A federal judge in San Diego rejects the Trump administration's plan to put the onus on the American Civil Liberties Union. The government must choose someone to lead the effort to reunite hundreds separated at the U.S.-Mexico border.
The president’s furious contemporary rants and rallies, along with the cages for immigrants, have certainly brought Nazism to mind, but it might be more illuminating to think of them as echoing an earlier moment in history.
At a time of summer picnics and other family outings, let's remember that much of the bounty enjoyed at those gatherings will have been harvested by immigrant hands. And let's not forget that other families have been torn apart and jailed.
I'm still working through everything I saw, but I wanted you to know the full story. The fight for children and families separated at the border isn't over—not by a long shot.
The weeping toddlers, breast-deprived infants and distressed teens are just the most recent signs of the Trump administration’s war against decency, compassion and justice.
Fueled in part by the #MeToo movement, state legislatures, corrections officials and the federal government are working to address the issue.
Short-attention-span journalists should be aware that the president's assault on civil rights may target them next.
Lawyers are calling the heavy-handed approach of immigration authorities toward these youngsters—the youngest is only 3—unprecedented.

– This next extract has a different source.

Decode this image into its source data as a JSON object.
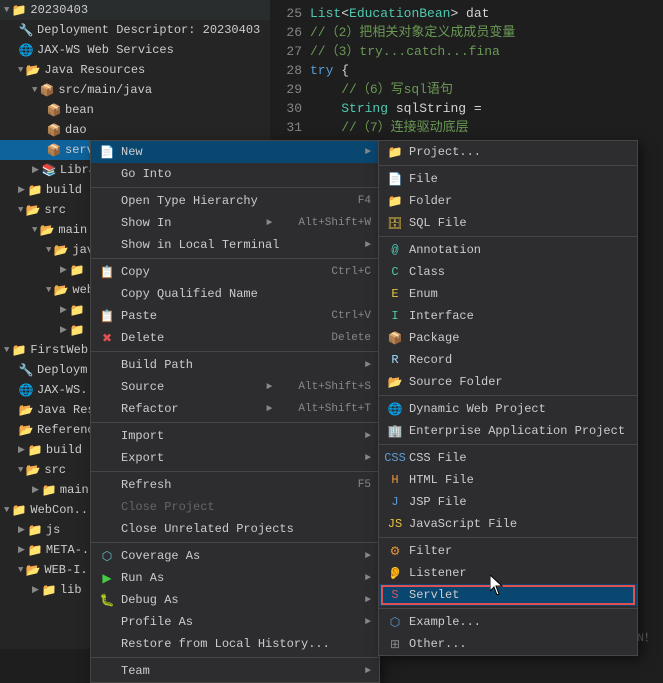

The Department of Homeland Security has identified 20,000 beds for the detention of asylum-seekers—"a 500 percent increase from current capacity,” according to MSNBC.